You learn how to drive by a house and from the street tell if it is a sale worth stopping at or not. In general, I avoid the new high dollar homes filled with young families. They will sell baby items, clothes and cheap junk at high prices.
I head for the older neighborhoods and the wealthy... extremely rich should I say. This is where you will find the real treasures.
Since I do tend to have the "itis" I can't throw anything away, I have had quite a few garage sales of my own over the years, and very successful ones I might add. So here are a few tips if you want to attract a large crowd of people ready to spend money.
- Put a price on everything, yes it takes some time but folks don't like to ask how much an item is. This is a personal pet peeve.
- If it isn't for sale.... get it out of the sale area or cover it up.
- Put a variety of nice large items close to the street to looky-lous (like me) can see them when the cruise slowly by.
- Be willing to bargain just a little, I never expect to get a great item for nothing but I don't want to pay antique shop prices at a garage sale either.
- Donate your clothes to a charity, or atleast only put out the best. I personally will not dig through dirty old clothes.... and I have run across some rank stuff.
- Baby clothes are great to sell.
- Have newspaper or tissue for wrapping fragile items and bags or boxes for putting purchases in.
- Let the kids sell lemonade or sodas, especially if the weather is really hot. I always have a few extra lawn chairs scattered around for folks to have a seat and rest (or the men while the women shop) this keeps folks around longer... and the longer they are there the more they will buy.
- When your sale is over please remove your signs from the area. How many times have your driven around and around looking for a sale that ended 3 weeks prior.

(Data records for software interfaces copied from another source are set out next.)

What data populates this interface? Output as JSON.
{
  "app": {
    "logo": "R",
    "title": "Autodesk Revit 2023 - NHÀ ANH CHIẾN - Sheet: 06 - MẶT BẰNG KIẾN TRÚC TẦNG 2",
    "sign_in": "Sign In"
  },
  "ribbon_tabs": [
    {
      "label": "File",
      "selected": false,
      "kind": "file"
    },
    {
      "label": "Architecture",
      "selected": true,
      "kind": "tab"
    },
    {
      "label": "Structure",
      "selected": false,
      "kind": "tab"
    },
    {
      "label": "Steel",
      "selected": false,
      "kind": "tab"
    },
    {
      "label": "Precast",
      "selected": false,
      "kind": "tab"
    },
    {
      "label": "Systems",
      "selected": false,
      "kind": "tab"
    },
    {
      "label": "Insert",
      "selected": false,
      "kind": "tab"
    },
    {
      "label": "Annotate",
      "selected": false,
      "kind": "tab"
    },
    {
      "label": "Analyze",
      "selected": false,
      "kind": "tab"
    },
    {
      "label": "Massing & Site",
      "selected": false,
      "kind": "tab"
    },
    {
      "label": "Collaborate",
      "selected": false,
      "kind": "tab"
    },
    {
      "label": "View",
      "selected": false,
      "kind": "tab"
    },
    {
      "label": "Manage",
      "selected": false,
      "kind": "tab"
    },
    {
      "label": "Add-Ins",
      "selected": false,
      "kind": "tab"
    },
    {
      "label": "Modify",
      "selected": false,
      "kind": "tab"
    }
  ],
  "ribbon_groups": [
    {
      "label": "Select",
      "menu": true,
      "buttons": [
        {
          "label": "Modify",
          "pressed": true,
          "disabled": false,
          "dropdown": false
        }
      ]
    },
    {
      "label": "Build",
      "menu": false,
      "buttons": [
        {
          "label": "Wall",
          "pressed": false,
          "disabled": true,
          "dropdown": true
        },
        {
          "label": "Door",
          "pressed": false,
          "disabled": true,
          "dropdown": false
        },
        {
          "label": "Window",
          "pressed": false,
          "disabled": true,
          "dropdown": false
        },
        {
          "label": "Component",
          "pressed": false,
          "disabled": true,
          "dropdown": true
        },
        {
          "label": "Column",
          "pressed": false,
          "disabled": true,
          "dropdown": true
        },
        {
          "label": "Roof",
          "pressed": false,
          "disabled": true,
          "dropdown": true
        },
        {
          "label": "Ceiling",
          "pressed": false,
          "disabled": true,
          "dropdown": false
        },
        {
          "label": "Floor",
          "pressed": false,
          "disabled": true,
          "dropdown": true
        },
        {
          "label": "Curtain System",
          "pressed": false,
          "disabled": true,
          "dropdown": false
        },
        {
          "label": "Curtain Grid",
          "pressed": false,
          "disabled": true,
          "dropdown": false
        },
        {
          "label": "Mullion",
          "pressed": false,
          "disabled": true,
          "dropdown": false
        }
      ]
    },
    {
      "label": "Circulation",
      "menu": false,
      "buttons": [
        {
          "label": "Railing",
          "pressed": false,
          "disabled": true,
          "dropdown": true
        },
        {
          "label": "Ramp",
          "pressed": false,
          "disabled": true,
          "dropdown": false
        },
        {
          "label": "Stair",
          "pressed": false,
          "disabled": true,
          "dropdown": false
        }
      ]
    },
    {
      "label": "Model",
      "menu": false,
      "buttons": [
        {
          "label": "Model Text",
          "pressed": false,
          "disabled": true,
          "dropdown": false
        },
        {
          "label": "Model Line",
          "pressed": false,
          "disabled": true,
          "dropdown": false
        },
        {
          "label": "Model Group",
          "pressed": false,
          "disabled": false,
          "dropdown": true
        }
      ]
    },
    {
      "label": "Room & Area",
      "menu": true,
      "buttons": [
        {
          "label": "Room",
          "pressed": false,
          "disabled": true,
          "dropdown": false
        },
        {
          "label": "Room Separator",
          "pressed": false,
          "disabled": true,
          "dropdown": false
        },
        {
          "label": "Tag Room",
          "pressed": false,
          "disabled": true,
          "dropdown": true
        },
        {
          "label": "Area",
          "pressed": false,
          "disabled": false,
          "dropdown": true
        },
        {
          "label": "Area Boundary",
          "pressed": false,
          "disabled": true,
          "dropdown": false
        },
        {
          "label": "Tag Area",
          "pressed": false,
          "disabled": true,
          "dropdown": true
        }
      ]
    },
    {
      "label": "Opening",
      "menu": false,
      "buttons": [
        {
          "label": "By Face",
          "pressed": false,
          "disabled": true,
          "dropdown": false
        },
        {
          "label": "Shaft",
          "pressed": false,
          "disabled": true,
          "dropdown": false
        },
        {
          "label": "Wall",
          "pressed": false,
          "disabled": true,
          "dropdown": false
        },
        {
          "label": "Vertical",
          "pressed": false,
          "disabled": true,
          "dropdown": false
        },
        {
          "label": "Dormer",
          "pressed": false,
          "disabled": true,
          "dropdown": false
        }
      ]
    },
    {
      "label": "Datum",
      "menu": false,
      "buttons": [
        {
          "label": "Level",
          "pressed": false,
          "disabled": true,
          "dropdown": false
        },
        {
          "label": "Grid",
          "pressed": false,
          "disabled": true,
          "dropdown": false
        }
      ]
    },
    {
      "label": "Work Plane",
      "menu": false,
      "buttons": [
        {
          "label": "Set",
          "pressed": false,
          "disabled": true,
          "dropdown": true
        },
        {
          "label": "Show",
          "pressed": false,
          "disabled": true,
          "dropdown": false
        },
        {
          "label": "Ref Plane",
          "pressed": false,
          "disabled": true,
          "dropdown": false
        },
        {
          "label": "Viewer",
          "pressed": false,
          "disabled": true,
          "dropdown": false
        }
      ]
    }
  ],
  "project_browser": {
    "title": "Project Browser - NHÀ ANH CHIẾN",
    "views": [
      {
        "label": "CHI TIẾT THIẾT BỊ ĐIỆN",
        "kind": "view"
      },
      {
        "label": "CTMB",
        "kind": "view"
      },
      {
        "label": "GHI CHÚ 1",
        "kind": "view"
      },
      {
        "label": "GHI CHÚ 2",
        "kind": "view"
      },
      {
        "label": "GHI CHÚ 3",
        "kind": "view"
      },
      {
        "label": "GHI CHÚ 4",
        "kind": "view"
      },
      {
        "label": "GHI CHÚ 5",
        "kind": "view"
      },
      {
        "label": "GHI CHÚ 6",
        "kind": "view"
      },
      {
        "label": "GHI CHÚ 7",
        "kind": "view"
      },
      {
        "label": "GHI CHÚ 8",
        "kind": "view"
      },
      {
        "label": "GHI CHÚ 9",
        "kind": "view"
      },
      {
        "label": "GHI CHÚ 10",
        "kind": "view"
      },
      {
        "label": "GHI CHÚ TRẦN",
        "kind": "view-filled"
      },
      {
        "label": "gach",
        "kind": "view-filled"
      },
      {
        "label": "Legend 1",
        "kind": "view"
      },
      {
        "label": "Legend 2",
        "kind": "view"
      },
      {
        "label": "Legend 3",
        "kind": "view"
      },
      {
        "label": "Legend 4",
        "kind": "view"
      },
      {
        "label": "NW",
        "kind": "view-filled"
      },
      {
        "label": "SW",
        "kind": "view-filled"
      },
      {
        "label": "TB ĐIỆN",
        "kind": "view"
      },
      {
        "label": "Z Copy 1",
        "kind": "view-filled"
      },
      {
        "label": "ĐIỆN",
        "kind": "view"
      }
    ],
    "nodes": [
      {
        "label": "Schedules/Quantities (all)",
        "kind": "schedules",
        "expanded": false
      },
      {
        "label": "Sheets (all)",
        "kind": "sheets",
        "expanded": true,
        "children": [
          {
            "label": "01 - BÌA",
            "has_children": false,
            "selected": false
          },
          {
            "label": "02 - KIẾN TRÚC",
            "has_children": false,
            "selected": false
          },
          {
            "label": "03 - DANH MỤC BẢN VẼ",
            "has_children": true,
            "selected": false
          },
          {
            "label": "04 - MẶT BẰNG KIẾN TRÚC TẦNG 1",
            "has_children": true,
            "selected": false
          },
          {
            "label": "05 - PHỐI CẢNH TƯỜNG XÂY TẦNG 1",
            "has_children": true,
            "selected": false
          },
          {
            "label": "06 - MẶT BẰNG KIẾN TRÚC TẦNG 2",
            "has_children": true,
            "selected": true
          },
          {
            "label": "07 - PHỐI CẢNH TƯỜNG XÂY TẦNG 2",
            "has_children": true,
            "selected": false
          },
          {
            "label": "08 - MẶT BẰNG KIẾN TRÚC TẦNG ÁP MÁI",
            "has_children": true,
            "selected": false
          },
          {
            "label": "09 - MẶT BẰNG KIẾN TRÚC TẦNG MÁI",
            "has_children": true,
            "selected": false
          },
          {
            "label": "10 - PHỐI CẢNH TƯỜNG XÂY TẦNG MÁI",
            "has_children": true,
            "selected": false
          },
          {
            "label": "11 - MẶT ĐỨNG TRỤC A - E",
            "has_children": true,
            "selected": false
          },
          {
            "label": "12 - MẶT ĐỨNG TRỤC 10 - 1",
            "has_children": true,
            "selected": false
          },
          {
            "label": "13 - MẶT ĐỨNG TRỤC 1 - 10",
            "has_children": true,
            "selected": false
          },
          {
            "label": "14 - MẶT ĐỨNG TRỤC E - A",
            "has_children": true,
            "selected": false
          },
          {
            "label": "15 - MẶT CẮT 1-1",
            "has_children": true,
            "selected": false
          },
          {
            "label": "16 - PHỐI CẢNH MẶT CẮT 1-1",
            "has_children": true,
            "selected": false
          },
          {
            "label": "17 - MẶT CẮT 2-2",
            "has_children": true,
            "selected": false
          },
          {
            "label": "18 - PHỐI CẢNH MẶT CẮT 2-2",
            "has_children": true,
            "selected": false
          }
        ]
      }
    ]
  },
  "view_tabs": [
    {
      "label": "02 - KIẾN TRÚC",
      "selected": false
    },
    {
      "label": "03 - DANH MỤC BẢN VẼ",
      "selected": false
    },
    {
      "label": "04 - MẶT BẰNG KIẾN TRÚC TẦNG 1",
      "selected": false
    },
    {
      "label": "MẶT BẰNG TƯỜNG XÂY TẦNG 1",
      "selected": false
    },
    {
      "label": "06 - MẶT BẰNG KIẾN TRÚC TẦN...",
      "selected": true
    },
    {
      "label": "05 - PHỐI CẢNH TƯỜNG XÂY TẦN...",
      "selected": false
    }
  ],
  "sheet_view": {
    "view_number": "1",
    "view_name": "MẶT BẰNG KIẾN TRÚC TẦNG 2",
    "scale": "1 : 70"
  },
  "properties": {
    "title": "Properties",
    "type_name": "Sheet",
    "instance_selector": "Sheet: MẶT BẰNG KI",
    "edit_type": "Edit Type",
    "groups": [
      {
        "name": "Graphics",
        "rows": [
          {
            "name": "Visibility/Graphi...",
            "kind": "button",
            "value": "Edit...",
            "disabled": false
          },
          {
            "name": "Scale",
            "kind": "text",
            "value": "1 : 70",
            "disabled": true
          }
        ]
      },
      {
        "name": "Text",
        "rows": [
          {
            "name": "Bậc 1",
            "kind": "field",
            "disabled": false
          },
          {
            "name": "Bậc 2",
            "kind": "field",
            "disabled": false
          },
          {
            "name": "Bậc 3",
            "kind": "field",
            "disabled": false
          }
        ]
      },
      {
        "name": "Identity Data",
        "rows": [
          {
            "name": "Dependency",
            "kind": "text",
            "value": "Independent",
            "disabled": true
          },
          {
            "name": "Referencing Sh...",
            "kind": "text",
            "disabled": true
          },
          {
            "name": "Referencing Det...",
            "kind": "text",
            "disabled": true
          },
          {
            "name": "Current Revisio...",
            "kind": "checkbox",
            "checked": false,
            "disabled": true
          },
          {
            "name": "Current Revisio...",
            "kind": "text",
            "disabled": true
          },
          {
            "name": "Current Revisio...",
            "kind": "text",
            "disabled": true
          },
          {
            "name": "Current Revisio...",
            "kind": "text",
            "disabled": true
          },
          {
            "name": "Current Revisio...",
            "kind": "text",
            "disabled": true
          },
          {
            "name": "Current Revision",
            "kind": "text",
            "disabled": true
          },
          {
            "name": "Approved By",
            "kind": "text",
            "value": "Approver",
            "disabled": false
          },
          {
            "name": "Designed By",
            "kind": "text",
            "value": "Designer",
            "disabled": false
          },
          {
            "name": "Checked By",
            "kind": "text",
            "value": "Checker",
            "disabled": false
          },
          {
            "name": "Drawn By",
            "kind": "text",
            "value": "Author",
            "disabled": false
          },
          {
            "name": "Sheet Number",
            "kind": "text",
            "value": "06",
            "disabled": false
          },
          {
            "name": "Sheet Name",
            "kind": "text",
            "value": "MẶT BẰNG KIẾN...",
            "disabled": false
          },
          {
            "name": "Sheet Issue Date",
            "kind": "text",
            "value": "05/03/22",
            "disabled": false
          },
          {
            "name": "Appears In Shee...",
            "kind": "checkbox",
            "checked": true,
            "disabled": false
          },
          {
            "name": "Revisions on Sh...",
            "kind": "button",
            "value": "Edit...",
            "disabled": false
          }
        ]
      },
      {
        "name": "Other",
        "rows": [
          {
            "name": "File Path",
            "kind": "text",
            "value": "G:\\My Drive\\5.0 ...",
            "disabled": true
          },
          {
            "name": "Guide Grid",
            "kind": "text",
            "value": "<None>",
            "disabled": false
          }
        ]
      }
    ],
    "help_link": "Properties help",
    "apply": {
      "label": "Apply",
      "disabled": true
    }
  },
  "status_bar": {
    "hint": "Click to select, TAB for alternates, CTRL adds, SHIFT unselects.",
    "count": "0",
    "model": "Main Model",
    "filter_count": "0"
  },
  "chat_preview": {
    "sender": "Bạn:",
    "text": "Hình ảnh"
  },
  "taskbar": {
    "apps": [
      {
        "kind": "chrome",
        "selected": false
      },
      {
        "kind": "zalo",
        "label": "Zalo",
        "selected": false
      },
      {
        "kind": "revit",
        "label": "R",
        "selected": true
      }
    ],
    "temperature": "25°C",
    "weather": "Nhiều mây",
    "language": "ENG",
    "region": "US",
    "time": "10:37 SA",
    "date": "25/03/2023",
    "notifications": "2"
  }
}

- Have a free bin of toys for the kids, one toy per child.
- Have fun and make you sale fun
Maybe I will stop by this garage sale season.